There are two different issues here - "dry" and "seasoned" - A log can be seasoned and not dry, or vice versa. A lot of this relates to "bound" vs. "free" water. Free water is the water that is in the log's capilary system and in between tissues, and is not chemically bonded to the actual cell structure of the plant - think sap. Bound water is water that is part of the actual cellular material and is only released slowly as the individual cells start to break down as part of the normal decomposition process. When bound water releases, it becomes free water. Free water evaporates, mostly from the ends of cut logs. "Dry" wood is wood that has lost most of it's free water, while "seasoned" wood has had most of it's bound water. The drying process is much faster than the seasoning process, and both need to get pretty well completed in order for the wood to be truly ready for burning.davejerry said:I'm a new b but i've had some damp logs that i left in the furnace room and they dried in a few days. I tossed them in the furnace and they were just fine. By the way, what would/should be the moisture content of the logs & where can i get a moisture meter?
Not sure what you are talking about here, and would be off topic for this thread in any case.davejerry said:Thank you for getting back to me so soon.
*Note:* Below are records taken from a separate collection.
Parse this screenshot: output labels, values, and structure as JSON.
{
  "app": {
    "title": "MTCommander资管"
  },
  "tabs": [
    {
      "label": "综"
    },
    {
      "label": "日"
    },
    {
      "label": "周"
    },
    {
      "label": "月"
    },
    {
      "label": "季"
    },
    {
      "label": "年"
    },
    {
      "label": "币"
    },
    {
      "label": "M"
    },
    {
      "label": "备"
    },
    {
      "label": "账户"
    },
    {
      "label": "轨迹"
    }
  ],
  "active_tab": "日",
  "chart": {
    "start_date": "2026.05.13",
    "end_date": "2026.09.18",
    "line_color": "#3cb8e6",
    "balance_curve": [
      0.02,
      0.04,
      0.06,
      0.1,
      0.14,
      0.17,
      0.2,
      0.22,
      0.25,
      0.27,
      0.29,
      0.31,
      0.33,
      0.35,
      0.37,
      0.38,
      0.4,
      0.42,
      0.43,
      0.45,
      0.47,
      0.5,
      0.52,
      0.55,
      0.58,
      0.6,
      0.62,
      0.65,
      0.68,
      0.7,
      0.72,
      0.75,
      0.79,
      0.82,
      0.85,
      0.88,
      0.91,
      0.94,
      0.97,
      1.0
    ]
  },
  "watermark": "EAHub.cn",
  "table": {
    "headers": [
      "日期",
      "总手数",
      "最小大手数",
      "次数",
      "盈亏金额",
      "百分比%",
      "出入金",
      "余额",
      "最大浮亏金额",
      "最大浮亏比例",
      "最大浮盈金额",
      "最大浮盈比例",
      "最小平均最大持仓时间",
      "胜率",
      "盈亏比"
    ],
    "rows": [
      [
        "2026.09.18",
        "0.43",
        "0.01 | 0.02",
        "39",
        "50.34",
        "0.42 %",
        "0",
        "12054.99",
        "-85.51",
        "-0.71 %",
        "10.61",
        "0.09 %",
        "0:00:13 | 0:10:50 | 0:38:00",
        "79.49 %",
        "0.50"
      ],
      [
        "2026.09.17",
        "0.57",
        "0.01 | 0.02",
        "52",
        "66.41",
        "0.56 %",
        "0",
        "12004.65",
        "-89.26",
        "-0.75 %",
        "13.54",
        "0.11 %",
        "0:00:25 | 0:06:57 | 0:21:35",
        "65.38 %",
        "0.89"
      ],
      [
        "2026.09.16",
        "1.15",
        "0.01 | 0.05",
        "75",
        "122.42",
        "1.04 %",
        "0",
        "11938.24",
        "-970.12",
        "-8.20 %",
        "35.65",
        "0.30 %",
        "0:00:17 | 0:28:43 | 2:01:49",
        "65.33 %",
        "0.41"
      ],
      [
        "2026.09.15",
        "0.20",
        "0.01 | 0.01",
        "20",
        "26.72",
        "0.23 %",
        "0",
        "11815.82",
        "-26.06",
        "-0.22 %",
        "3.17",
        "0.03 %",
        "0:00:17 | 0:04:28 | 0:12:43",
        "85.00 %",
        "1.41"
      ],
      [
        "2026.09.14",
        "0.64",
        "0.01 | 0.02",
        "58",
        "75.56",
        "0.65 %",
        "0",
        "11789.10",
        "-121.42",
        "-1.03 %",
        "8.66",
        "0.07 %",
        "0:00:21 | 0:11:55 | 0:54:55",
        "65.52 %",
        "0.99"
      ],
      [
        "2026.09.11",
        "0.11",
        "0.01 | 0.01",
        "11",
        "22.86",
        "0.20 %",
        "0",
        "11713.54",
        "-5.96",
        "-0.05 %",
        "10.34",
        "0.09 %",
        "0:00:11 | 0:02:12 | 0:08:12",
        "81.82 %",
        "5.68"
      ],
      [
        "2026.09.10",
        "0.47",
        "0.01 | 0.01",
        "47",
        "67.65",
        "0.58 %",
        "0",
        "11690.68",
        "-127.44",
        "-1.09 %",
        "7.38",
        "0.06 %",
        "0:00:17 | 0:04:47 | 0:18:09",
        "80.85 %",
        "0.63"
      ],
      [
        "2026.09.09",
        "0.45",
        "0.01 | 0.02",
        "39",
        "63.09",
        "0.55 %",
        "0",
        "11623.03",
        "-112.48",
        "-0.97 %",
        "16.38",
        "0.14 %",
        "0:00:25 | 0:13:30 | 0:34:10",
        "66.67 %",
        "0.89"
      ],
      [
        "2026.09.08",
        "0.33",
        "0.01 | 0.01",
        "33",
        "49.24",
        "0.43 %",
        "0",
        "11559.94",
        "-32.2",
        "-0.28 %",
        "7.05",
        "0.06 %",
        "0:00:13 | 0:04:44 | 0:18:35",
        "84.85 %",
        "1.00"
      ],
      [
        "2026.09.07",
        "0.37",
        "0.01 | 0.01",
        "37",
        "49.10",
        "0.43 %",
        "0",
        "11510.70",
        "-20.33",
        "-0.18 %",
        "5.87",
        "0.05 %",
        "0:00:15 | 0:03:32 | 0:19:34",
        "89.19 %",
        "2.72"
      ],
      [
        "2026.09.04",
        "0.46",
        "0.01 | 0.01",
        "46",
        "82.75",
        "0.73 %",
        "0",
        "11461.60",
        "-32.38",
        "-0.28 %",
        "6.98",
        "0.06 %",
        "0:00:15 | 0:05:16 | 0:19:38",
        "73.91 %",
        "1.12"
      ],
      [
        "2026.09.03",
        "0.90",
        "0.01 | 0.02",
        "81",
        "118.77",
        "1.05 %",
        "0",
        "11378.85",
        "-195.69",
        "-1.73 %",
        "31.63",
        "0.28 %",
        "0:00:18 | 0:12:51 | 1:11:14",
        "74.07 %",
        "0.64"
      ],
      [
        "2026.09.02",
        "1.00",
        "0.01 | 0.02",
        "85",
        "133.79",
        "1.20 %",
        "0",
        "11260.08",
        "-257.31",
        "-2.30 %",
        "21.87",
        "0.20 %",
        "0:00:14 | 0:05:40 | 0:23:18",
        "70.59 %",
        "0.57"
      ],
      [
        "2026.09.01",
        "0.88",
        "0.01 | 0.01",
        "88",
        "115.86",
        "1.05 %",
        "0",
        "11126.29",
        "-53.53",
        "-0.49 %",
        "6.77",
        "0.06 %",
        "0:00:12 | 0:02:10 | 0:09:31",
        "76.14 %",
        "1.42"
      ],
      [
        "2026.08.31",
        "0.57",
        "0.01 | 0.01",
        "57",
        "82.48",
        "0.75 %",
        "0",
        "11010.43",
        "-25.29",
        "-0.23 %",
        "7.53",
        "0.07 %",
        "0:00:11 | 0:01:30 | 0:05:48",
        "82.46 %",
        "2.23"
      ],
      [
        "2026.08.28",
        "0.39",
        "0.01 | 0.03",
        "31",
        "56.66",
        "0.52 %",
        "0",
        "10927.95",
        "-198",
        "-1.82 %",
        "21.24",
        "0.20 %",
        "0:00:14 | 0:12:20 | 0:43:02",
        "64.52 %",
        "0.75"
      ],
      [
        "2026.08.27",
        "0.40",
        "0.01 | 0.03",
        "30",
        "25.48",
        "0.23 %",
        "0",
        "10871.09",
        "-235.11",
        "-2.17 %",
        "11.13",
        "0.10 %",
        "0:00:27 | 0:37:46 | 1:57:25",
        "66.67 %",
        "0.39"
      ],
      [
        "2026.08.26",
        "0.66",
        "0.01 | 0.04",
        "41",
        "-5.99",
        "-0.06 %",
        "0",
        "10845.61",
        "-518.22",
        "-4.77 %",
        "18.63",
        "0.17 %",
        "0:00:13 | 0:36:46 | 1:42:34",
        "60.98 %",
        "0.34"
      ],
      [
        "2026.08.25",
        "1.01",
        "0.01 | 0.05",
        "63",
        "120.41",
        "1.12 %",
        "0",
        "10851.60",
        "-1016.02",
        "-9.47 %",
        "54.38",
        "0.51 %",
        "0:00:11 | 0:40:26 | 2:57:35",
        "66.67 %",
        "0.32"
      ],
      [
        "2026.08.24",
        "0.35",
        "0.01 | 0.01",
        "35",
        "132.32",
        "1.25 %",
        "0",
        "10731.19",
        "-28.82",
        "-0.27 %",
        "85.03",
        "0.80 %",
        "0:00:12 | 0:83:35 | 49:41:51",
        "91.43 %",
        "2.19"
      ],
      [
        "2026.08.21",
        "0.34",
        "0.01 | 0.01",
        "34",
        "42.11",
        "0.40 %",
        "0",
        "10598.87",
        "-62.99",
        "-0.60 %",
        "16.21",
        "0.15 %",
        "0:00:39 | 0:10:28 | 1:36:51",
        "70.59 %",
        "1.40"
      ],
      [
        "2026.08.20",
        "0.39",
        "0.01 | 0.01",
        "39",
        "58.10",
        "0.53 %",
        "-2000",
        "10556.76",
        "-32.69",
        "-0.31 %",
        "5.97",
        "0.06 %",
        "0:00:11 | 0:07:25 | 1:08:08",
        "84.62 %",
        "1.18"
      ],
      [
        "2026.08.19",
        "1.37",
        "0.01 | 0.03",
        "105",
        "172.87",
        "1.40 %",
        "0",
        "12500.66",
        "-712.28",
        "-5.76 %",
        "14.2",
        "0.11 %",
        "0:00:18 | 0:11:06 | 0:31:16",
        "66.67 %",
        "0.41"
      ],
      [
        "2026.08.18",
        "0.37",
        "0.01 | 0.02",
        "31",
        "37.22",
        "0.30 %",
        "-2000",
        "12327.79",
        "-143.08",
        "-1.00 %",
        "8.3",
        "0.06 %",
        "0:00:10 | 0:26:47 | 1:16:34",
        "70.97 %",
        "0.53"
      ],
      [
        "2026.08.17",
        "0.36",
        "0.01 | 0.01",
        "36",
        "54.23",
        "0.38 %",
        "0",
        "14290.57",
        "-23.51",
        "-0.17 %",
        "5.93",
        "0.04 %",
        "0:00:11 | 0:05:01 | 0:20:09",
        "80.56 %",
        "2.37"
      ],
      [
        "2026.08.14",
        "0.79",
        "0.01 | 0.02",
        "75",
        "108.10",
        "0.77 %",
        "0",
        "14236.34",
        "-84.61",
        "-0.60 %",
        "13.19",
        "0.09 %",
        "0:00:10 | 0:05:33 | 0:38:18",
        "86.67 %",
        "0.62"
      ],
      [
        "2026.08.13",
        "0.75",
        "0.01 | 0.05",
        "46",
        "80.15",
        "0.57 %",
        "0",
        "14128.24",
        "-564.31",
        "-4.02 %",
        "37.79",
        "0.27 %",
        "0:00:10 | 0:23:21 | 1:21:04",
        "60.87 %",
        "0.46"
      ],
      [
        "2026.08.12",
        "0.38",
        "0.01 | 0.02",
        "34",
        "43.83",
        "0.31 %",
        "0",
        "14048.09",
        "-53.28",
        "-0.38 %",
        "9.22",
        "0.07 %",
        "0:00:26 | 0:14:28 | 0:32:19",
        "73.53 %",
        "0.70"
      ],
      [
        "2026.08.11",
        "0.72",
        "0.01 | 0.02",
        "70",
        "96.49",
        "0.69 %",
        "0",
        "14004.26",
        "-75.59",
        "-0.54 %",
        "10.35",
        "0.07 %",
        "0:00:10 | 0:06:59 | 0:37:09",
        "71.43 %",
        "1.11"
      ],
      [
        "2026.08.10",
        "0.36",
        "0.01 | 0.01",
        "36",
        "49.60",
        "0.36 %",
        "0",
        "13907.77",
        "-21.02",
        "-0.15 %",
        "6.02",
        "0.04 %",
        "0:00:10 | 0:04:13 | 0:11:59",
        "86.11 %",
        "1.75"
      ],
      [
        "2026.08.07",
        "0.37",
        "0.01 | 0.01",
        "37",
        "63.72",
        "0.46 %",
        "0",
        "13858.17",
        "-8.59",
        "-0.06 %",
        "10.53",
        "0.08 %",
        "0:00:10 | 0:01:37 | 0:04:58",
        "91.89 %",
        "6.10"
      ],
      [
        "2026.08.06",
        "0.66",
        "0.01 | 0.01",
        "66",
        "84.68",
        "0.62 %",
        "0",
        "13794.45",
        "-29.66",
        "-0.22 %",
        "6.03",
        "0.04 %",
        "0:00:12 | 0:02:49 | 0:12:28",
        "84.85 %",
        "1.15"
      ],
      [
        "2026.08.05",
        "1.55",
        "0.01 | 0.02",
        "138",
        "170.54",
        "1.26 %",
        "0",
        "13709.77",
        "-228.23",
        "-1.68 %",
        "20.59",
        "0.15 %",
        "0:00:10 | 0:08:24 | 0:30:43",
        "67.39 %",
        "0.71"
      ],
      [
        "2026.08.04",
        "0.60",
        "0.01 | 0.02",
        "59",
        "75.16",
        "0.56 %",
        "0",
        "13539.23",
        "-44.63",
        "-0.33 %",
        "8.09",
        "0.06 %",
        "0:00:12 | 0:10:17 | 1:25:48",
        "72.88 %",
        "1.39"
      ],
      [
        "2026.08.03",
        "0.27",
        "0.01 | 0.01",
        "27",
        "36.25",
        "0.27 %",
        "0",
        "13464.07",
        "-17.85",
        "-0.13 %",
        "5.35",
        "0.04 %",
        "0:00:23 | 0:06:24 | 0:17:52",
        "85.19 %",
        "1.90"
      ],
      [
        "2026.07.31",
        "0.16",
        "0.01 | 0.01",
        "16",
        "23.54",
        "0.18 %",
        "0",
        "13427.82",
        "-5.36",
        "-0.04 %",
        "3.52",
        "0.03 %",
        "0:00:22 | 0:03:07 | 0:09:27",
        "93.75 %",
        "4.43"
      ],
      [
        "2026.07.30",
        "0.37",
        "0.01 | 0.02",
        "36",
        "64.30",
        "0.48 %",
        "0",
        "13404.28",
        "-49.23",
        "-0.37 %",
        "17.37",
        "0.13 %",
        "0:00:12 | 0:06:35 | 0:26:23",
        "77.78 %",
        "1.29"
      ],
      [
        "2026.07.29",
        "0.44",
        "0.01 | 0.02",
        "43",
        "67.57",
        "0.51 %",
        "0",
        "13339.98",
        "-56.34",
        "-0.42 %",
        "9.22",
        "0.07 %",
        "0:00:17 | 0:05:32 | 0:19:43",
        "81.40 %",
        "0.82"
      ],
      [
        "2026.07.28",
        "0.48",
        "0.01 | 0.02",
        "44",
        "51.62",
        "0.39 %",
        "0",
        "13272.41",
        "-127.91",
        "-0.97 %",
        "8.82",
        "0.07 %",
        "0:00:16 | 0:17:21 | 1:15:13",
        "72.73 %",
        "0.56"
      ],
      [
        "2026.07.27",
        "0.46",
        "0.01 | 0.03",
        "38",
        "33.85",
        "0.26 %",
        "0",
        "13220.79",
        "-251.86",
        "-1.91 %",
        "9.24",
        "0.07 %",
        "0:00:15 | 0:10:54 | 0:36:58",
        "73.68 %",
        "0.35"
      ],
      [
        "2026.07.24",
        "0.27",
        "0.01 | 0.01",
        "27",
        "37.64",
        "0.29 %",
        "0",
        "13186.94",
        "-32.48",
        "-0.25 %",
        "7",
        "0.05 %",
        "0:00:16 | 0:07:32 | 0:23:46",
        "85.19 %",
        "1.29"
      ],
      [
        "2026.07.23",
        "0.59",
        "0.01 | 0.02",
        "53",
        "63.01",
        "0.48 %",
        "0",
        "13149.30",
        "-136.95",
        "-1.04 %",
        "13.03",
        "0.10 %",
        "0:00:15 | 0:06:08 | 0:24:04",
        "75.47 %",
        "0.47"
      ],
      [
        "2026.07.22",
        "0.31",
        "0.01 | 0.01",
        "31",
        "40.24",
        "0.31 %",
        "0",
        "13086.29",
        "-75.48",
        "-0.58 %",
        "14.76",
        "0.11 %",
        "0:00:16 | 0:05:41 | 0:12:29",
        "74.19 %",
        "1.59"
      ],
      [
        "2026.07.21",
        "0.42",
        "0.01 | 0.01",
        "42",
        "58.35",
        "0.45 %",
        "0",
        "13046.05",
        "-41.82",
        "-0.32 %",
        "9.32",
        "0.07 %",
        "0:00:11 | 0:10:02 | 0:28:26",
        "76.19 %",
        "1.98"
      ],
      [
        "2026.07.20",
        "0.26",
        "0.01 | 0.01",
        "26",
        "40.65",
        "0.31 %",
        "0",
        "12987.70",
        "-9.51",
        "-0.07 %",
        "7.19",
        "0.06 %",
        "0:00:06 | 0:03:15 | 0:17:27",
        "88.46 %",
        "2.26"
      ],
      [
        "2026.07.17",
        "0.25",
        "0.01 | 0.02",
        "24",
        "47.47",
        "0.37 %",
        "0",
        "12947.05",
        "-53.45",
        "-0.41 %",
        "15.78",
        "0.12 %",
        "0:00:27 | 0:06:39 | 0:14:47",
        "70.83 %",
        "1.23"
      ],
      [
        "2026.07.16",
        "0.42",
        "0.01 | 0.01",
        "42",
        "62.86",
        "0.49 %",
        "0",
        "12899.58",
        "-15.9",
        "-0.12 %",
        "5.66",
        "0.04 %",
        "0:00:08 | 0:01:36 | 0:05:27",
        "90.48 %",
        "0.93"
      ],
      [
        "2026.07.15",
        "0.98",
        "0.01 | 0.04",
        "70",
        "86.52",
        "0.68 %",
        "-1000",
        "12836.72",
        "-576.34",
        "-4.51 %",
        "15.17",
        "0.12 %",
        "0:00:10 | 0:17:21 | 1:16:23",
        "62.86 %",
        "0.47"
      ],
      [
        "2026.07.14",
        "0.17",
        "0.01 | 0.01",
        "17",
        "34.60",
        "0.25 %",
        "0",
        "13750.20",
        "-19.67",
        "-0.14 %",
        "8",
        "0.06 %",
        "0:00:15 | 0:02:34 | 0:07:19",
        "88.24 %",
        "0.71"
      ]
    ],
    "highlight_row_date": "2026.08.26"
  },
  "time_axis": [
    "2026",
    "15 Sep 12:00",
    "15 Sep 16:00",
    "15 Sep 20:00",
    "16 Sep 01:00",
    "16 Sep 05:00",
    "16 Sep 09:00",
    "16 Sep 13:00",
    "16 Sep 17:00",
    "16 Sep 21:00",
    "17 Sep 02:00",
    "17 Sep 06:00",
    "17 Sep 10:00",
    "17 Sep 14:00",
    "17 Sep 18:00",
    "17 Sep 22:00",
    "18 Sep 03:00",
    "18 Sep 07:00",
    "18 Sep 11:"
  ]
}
One other thing, if i may, I don't have the forced draft air fan/kit. Is this a must have or can i get by without it?